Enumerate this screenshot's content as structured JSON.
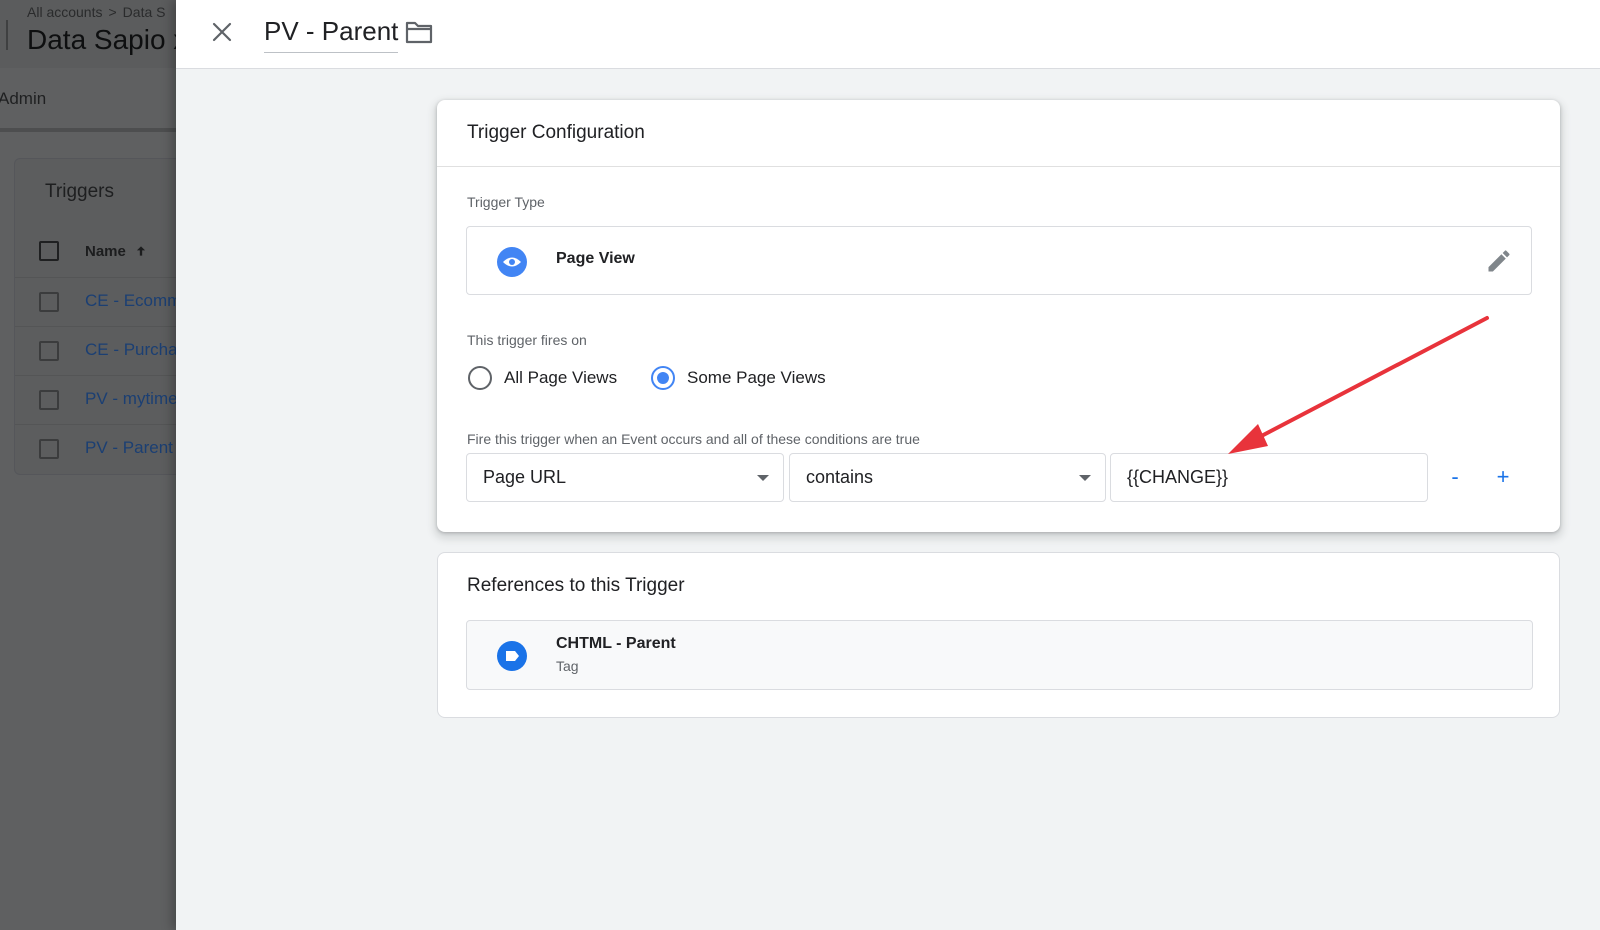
{
  "background": {
    "breadcrumb": [
      "All accounts",
      "Data S"
    ],
    "breadcrumb_sep": ">",
    "account_name": "Data Sapio x",
    "nav_item": "Admin",
    "triggers_title": "Triggers",
    "column_name": "Name",
    "sort_icon": "arrow-up-icon",
    "rows": [
      "CE - Ecomm",
      "CE - Purcha",
      "PV - mytime",
      "PV - Parent"
    ]
  },
  "panel": {
    "title": "PV - Parent",
    "close_icon": "close-icon",
    "folder_icon": "folder-icon"
  },
  "config": {
    "title": "Trigger Configuration",
    "trigger_type_label": "Trigger Type",
    "trigger_type_name": "Page View",
    "trigger_type_icon": "eye-icon",
    "edit_icon": "pencil-icon",
    "fires_on_label": "This trigger fires on",
    "fires_on_options": [
      {
        "label": "All Page Views",
        "selected": false
      },
      {
        "label": "Some Page Views",
        "selected": true
      }
    ],
    "condition_label": "Fire this trigger when an Event occurs and all of these conditions are true",
    "condition": {
      "variable": "Page URL",
      "operator": "contains",
      "value": "{{CHANGE}}"
    },
    "remove_label": "-",
    "add_label": "+"
  },
  "references": {
    "title": "References to this Trigger",
    "items": [
      {
        "name": "CHTML - Parent",
        "type": "Tag",
        "icon": "tag-icon"
      }
    ]
  },
  "annotation": {
    "arrow_color": "#e8333b"
  },
  "colors": {
    "accent": "#4285f4",
    "link": "#1a73e8"
  }
}
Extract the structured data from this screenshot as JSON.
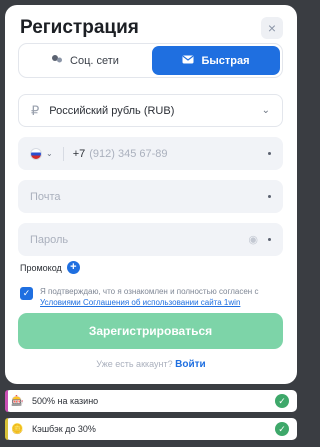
{
  "title": "Регистрация",
  "close_icon": "×",
  "tabs": {
    "social": "Соц. сети",
    "fast": "Быстрая"
  },
  "currency": {
    "value": "Российский рубль (RUB)",
    "symbol": "₽"
  },
  "phone": {
    "code": "+7",
    "placeholder": "(912) 345 67-89"
  },
  "email_placeholder": "Почта",
  "password_placeholder": "Пароль",
  "promo_label": "Промокод",
  "agreement": {
    "text": "Я подтверждаю, что я ознакомлен и полностью согласен с",
    "link": "Условиями Соглашения об использовании сайта 1win"
  },
  "register_button": "Зарегистрироваться",
  "login": {
    "question": "Уже есть аккаунт?",
    "link": "Войти"
  },
  "bonuses": [
    {
      "label": "500% на казино",
      "color": "#c94fb5"
    },
    {
      "label": "Кэшбэк до 30%",
      "color": "#d8c23a"
    }
  ],
  "colors": {
    "accent": "#1f6fe0",
    "register_bg": "#7dd4a8",
    "tick": "#3ea86a"
  }
}
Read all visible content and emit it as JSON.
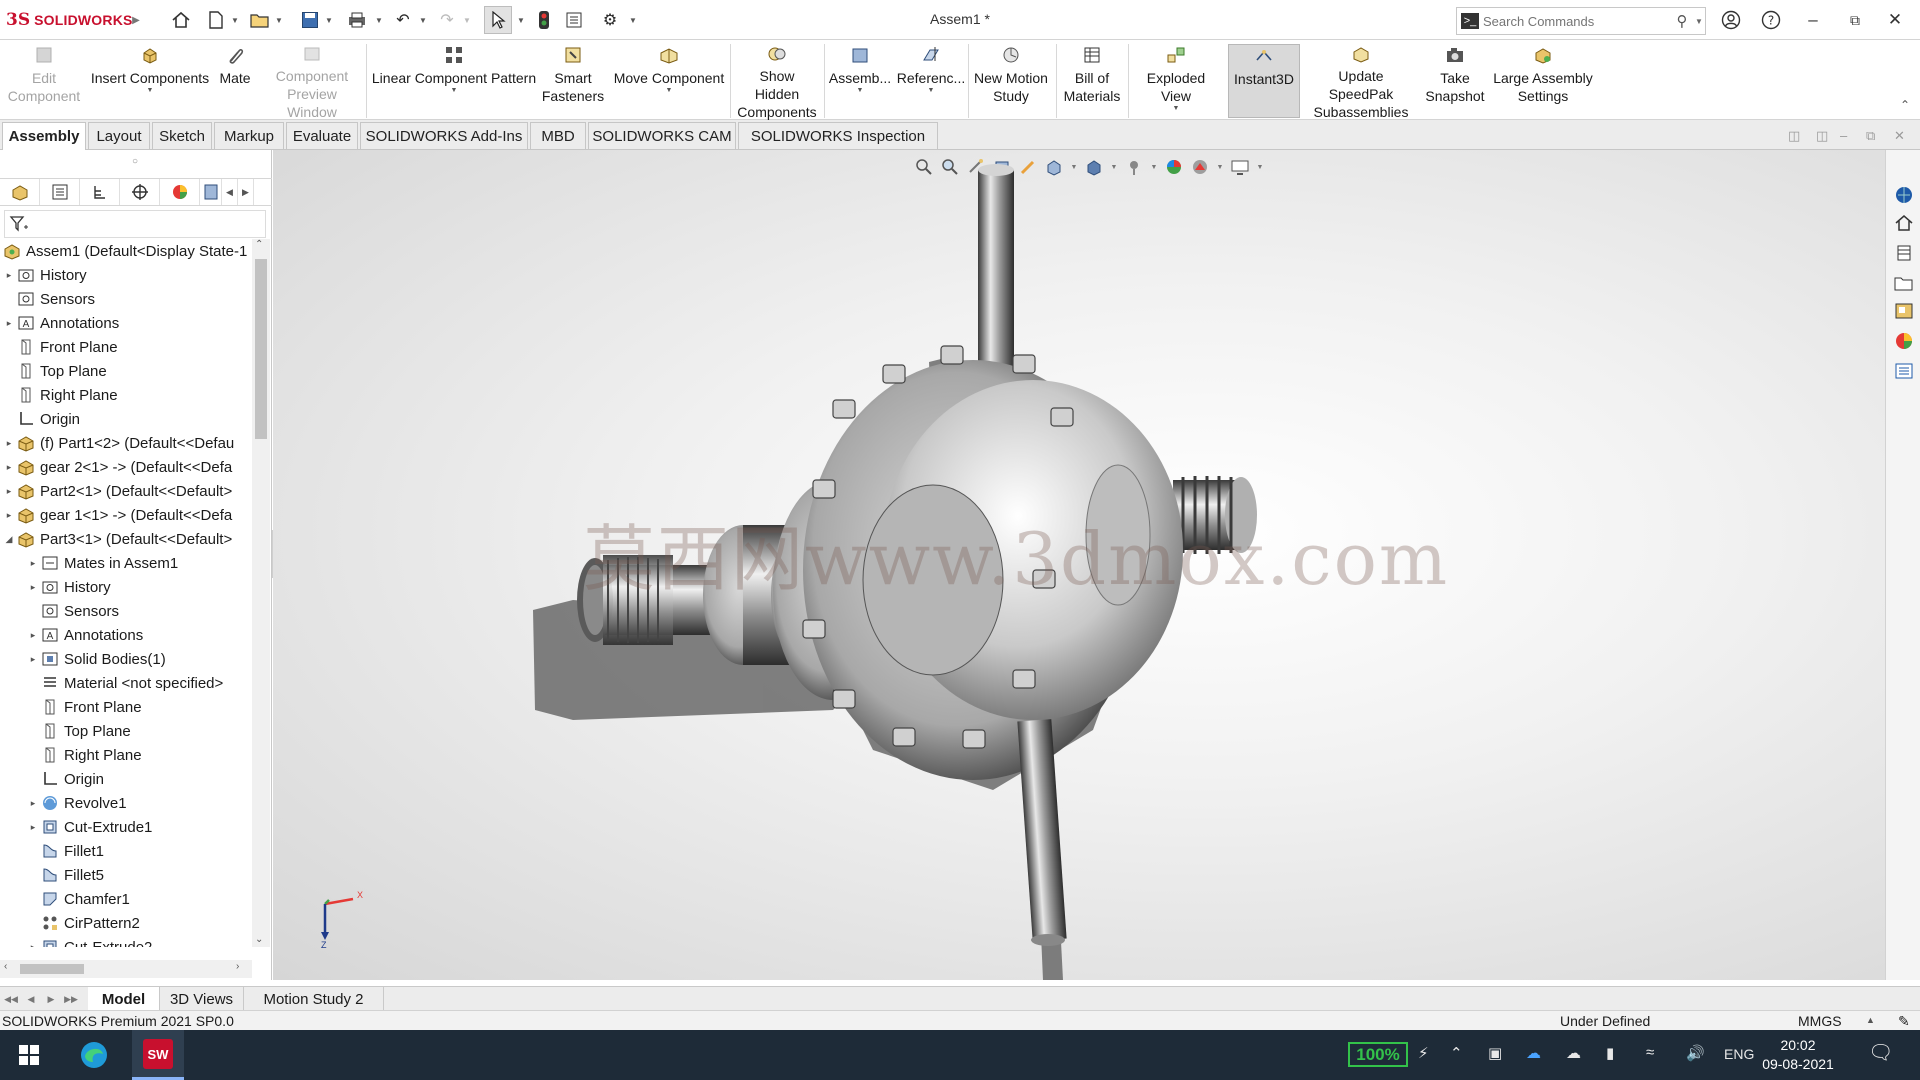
{
  "app": {
    "brand": "SOLIDWORKS",
    "brand_prefix": "3S",
    "document_title": "Assem1 *"
  },
  "search": {
    "placeholder": "Search Commands"
  },
  "ribbon": {
    "buttons": [
      {
        "label": "Edit Component",
        "enabled": false
      },
      {
        "label": "Insert Components",
        "enabled": true
      },
      {
        "label": "Mate",
        "enabled": true
      },
      {
        "label": "Component Preview Window",
        "enabled": false
      },
      {
        "label": "Linear Component Pattern",
        "enabled": true
      },
      {
        "label": "Smart Fasteners",
        "enabled": true
      },
      {
        "label": "Move Component",
        "enabled": true
      },
      {
        "label": "Show Hidden Components",
        "enabled": true
      },
      {
        "label": "Assemb...",
        "enabled": true
      },
      {
        "label": "Referenc...",
        "enabled": true
      },
      {
        "label": "New Motion Study",
        "enabled": true
      },
      {
        "label": "Bill of Materials",
        "enabled": true
      },
      {
        "label": "Exploded View",
        "enabled": true
      },
      {
        "label": "Instant3D",
        "enabled": true,
        "active": true
      },
      {
        "label": "Update SpeedPak Subassemblies",
        "enabled": true
      },
      {
        "label": "Take Snapshot",
        "enabled": true
      },
      {
        "label": "Large Assembly Settings",
        "enabled": true
      }
    ]
  },
  "command_tabs": [
    "Assembly",
    "Layout",
    "Sketch",
    "Markup",
    "Evaluate",
    "SOLIDWORKS Add-Ins",
    "MBD",
    "SOLIDWORKS CAM",
    "SOLIDWORKS Inspection"
  ],
  "tree": {
    "root": "Assem1  (Default<Display State-1",
    "items": [
      {
        "label": "History",
        "icon": "history-folder-icon",
        "level": 1,
        "expandable": true
      },
      {
        "label": "Sensors",
        "icon": "sensors-icon",
        "level": 1,
        "expandable": false
      },
      {
        "label": "Annotations",
        "icon": "annotations-icon",
        "level": 1,
        "expandable": true
      },
      {
        "label": "Front Plane",
        "icon": "plane-icon",
        "level": 1,
        "expandable": false
      },
      {
        "label": "Top Plane",
        "icon": "plane-icon",
        "level": 1,
        "expandable": false
      },
      {
        "label": "Right Plane",
        "icon": "plane-icon",
        "level": 1,
        "expandable": false
      },
      {
        "label": "Origin",
        "icon": "origin-icon",
        "level": 1,
        "expandable": false
      },
      {
        "label": "(f) Part1<2> (Default<<Defau",
        "icon": "part-icon",
        "level": 1,
        "expandable": true
      },
      {
        "label": "gear 2<1> -> (Default<<Defa",
        "icon": "part-icon",
        "level": 1,
        "expandable": true
      },
      {
        "label": "Part2<1> (Default<<Default>",
        "icon": "part-icon",
        "level": 1,
        "expandable": true
      },
      {
        "label": "gear 1<1> -> (Default<<Defa",
        "icon": "part-icon",
        "level": 1,
        "expandable": true
      },
      {
        "label": "Part3<1> (Default<<Default>",
        "icon": "part-icon",
        "level": 1,
        "expandable": true,
        "expanded": true
      },
      {
        "label": "Mates in Assem1",
        "icon": "mates-icon",
        "level": 2,
        "expandable": true
      },
      {
        "label": "History",
        "icon": "history-folder-icon",
        "level": 2,
        "expandable": true
      },
      {
        "label": "Sensors",
        "icon": "sensors-icon",
        "level": 2,
        "expandable": false
      },
      {
        "label": "Annotations",
        "icon": "annotations-icon",
        "level": 2,
        "expandable": true
      },
      {
        "label": "Solid Bodies(1)",
        "icon": "solid-bodies-icon",
        "level": 2,
        "expandable": true
      },
      {
        "label": "Material <not specified>",
        "icon": "material-icon",
        "level": 2,
        "expandable": false
      },
      {
        "label": "Front Plane",
        "icon": "plane-icon",
        "level": 2,
        "expandable": false
      },
      {
        "label": "Top Plane",
        "icon": "plane-icon",
        "level": 2,
        "expandable": false
      },
      {
        "label": "Right Plane",
        "icon": "plane-icon",
        "level": 2,
        "expandable": false
      },
      {
        "label": "Origin",
        "icon": "origin-icon",
        "level": 2,
        "expandable": false
      },
      {
        "label": "Revolve1",
        "icon": "revolve-icon",
        "level": 2,
        "expandable": true
      },
      {
        "label": "Cut-Extrude1",
        "icon": "cut-extrude-icon",
        "level": 2,
        "expandable": true
      },
      {
        "label": "Fillet1",
        "icon": "fillet-icon",
        "level": 2,
        "expandable": false
      },
      {
        "label": "Fillet5",
        "icon": "fillet-icon",
        "level": 2,
        "expandable": false
      },
      {
        "label": "Chamfer1",
        "icon": "chamfer-icon",
        "level": 2,
        "expandable": false
      },
      {
        "label": "CirPattern2",
        "icon": "circular-pattern-icon",
        "level": 2,
        "expandable": false
      },
      {
        "label": "Cut-Extrude2",
        "icon": "cut-extrude-icon",
        "level": 2,
        "expandable": true
      }
    ]
  },
  "graphics": {
    "watermark": "莫西网www.3dmox.com",
    "triad": {
      "x_label": "X",
      "z_label": "Z"
    }
  },
  "bottom_tabs": [
    "Model",
    "3D Views",
    "Motion Study 2"
  ],
  "status": {
    "product": "SOLIDWORKS Premium 2021 SP0.0",
    "state": "Under Defined",
    "units": "MMGS"
  },
  "taskbar": {
    "battery_percent": "100%",
    "language": "ENG",
    "time": "20:02",
    "date": "09-08-2021"
  },
  "colors": {
    "brand_red": "#c8102e",
    "taskbar": "#1e2b38",
    "battery_green": "#33c24a"
  }
}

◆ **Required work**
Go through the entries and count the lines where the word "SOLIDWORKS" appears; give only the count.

◆ **Your response**
5